Although it’s definitely a romance, Just One Day is ultimately a story of self-discovery (cheesy, but true). Allyson needed to find who she is, not who everyone else tells her she is. Don’t we all go through that, even if just a little bit? We get so caught up in trying to please everyone else that we sometimes forget what we’re truly passionate about. I’m thankful I’ve always been surrounded by those who encourage rather than stifle. I felt Allyson’s struggle, her pain, her rock bottom. Some of the story may seem a little unbelievable or implausible, but through it all I rooted for Allyson’s happiness.

As I sit here and rehash the emotional rollercoaster of this book, I know I NEED Just One Year. I need to know Willem’s side of the story. I need to know they’ll both be happy (together or apart, I just want them at peace). I just need to know what happens! Come on library hold; get here faster!

Final Thoughts: This is a book that readers will absolutely love or feel completely let down by; either way, it’s definitely not just a so-so book! It’s an emotional book that’s sure to create an emotional prepared!

Who Should Read It? If you don’t like love stories, this is definitely not the book for you! It has romance, travel, self-doubt, self-discovery...again emotional rollercoaster. It’s a book that’s going to make you feel. Personally, I think it’s more suited towards female readers, but as the second book is told from Willem’s perspective, who am I to say it doesn’t have more universal appeal.
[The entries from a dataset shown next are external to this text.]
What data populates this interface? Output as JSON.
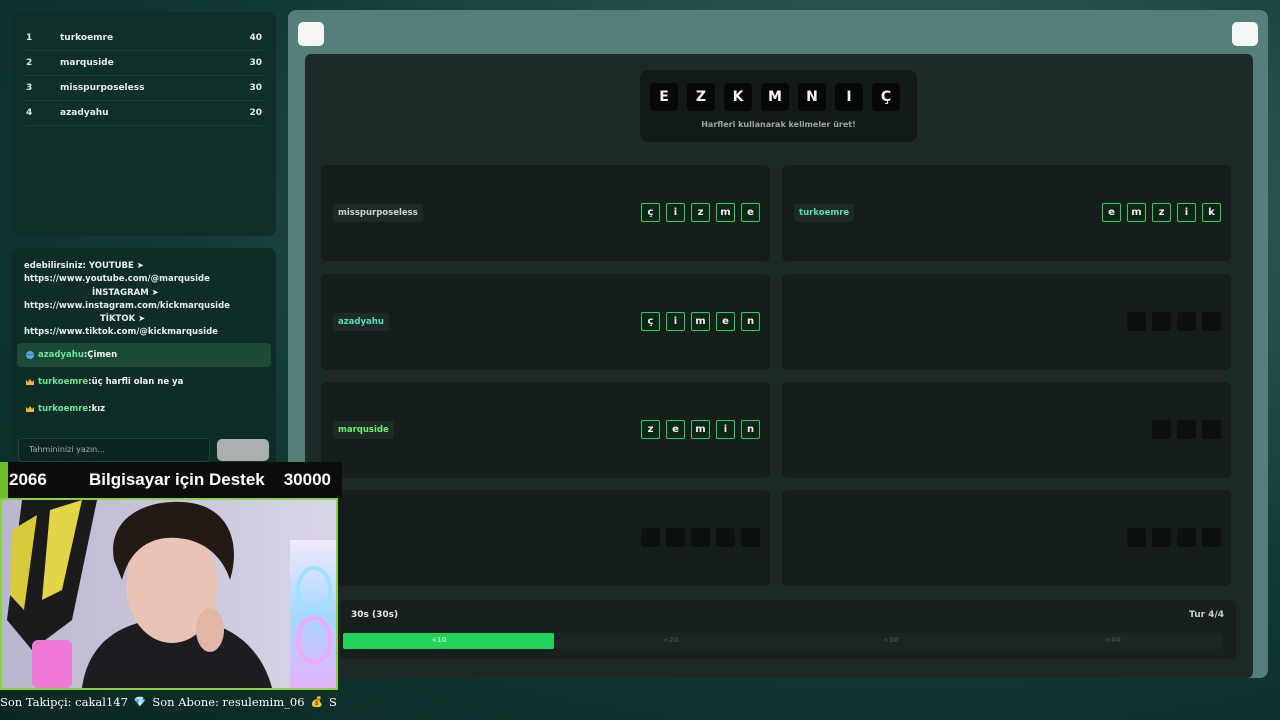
{
  "leaderboard": [
    {
      "rank": "1",
      "name": "turkoemre",
      "score": "40"
    },
    {
      "rank": "2",
      "name": "marquside",
      "score": "30"
    },
    {
      "rank": "3",
      "name": "misspurposeless",
      "score": "30"
    },
    {
      "rank": "4",
      "name": "azadyahu",
      "score": "20"
    }
  ],
  "chat": {
    "system_lines": [
      "edebilirsiniz: YOUTUBE ➤",
      "https://www.youtube.com/@marquside",
      "İNSTAGRAM ➤",
      "https://www.instagram.com/kickmarquside",
      "TİKTOK ➤",
      "https://www.tiktok.com/@kickmarquside"
    ],
    "messages": [
      {
        "icon": "globe-icon",
        "user": "azadyahu",
        "sep": ":",
        "text": "Çimen",
        "highlight": true
      },
      {
        "icon": "crown-icon",
        "user": "turkoemre",
        "sep": ":",
        "text": "üç harfli olan ne ya",
        "highlight": false
      },
      {
        "icon": "crown-icon",
        "user": "turkoemre",
        "sep": ":",
        "text": "kız",
        "highlight": false
      }
    ],
    "input_placeholder": "Tahmininizi yazın...",
    "send_label": ""
  },
  "game": {
    "letters": [
      "E",
      "Z",
      "K",
      "M",
      "N",
      "I",
      "Ç"
    ],
    "hint": "Harfleri kullanarak kelimeler üret!",
    "cells": [
      {
        "player": "misspurposeless",
        "player_color": "#c9d3cf",
        "tiles": [
          "ç",
          "i",
          "z",
          "m",
          "e"
        ],
        "filled": true
      },
      {
        "player": "turkoemre",
        "player_color": "#4fe0b8",
        "tiles": [
          "e",
          "m",
          "z",
          "i",
          "k"
        ],
        "filled": true
      },
      {
        "player": "azadyahu",
        "player_color": "#4fe0b8",
        "tiles": [
          "ç",
          "i",
          "m",
          "e",
          "n"
        ],
        "filled": true
      },
      {
        "player": "",
        "player_color": "",
        "tiles": [
          "",
          "",
          "",
          ""
        ],
        "filled": false
      },
      {
        "player": "marquside",
        "player_color": "#6bf06b",
        "tiles": [
          "z",
          "e",
          "m",
          "i",
          "n"
        ],
        "filled": true
      },
      {
        "player": "",
        "player_color": "",
        "tiles": [
          "",
          "",
          ""
        ],
        "filled": false
      },
      {
        "player": "",
        "player_color": "",
        "tiles": [
          "",
          "",
          "",
          "",
          ""
        ],
        "filled": false
      },
      {
        "player": "",
        "player_color": "",
        "tiles": [
          "",
          "",
          "",
          ""
        ],
        "filled": false
      }
    ],
    "timer_label": "30s (30s)",
    "round_label": "Tur 4/4",
    "progress_fraction": 0.24,
    "segments": [
      "+10",
      "+20",
      "+30",
      "+40"
    ]
  },
  "stream": {
    "goal_current": "2066",
    "goal_title": "Bilgisayar için Destek",
    "goal_target": "30000",
    "ticker": [
      {
        "icon": "",
        "text": "Son Takipçi: cakal147"
      },
      {
        "icon": "💎",
        "text": "Son Abone: resulemim_06"
      },
      {
        "icon": "💰",
        "text": "S"
      }
    ]
  },
  "colors": {
    "accent_green": "#22d35a",
    "frame": "#557f78"
  }
}
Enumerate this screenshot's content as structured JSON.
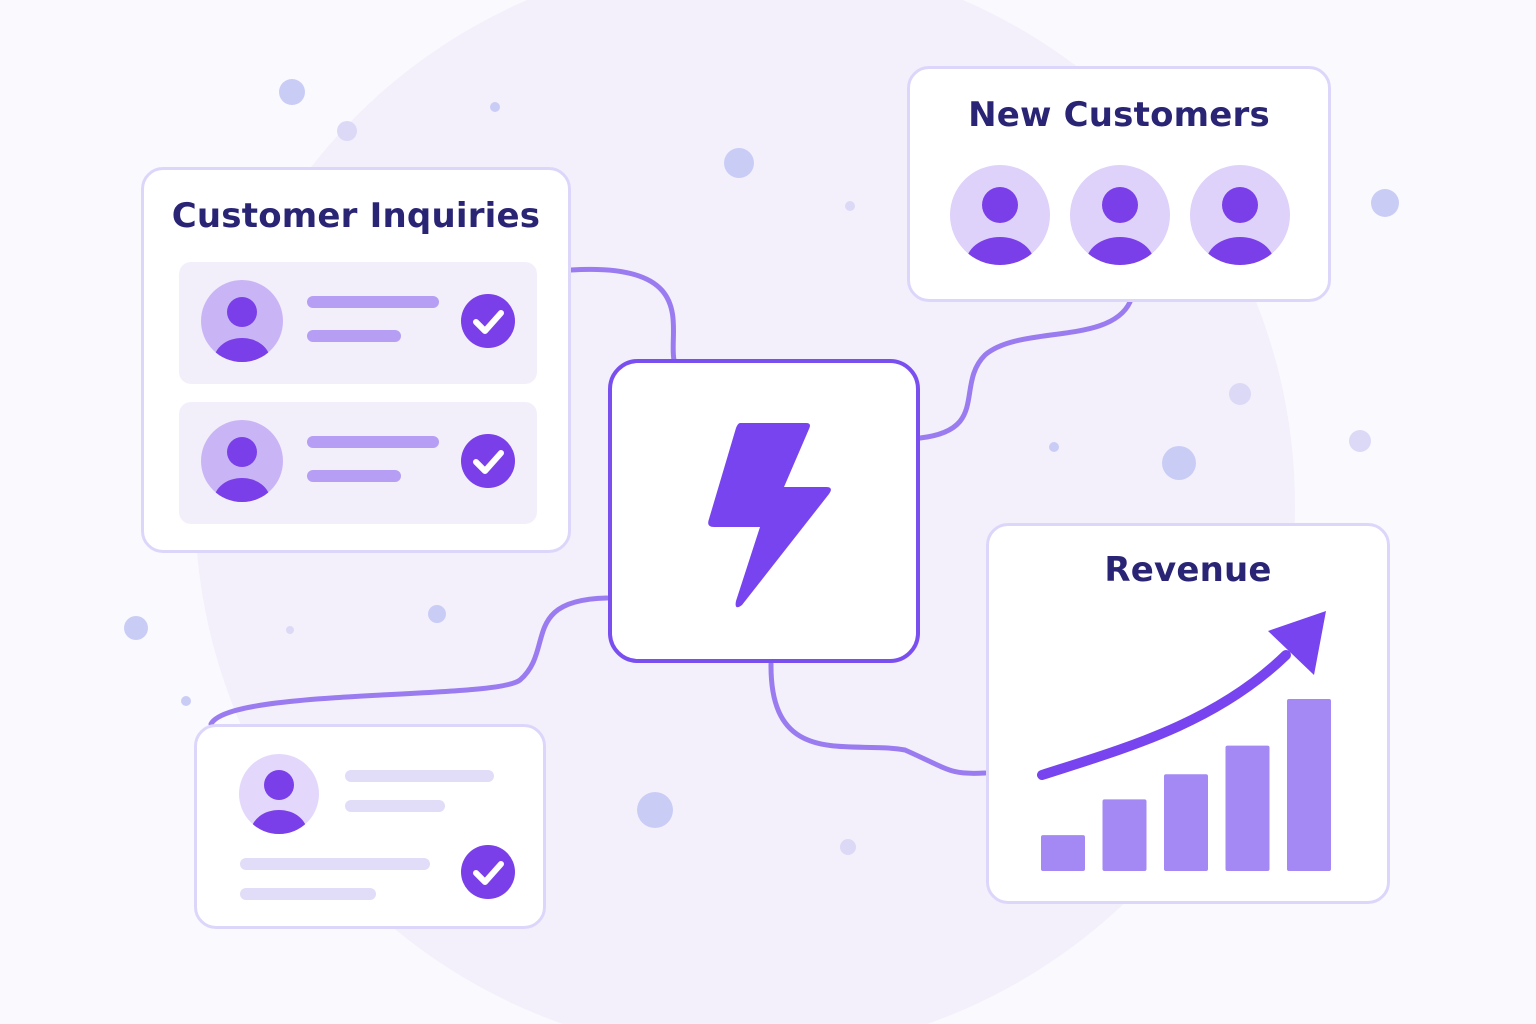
{
  "colors": {
    "accent": "#7744f0",
    "title": "#2a2475",
    "avatar_bg": "#c9b5f5",
    "avatar_person": "#7a3fe8",
    "connector": "#9a7cf0",
    "bar": "#a489f4"
  },
  "hub": {
    "icon": "lightning-bolt-icon"
  },
  "inquiries": {
    "title": "Customer Inquiries",
    "rows": [
      {
        "icon": "user-avatar-icon",
        "status_icon": "checkmark-icon"
      },
      {
        "icon": "user-avatar-icon",
        "status_icon": "checkmark-icon"
      }
    ]
  },
  "new_customers": {
    "title": "New Customers",
    "avatars": [
      "user-avatar-icon",
      "user-avatar-icon",
      "user-avatar-icon"
    ]
  },
  "revenue": {
    "title": "Revenue",
    "trend_icon": "trend-up-arrow-icon",
    "chart_data": {
      "type": "bar",
      "values": [
        1,
        2,
        2.7,
        3.5,
        4.8
      ],
      "trend": "up"
    }
  },
  "profile_card": {
    "icon": "user-avatar-icon",
    "status_icon": "checkmark-icon"
  }
}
On a sidenote, this may be more appropriate for older teens. The main character just graduated high school, she’s traveling Europe alone (well, without her parents), and she falls in love. There’s one sexual scene, but nothing too descriptive or explicit. I think mature young teens can handle it, but ultimately, it’s up to parental choice.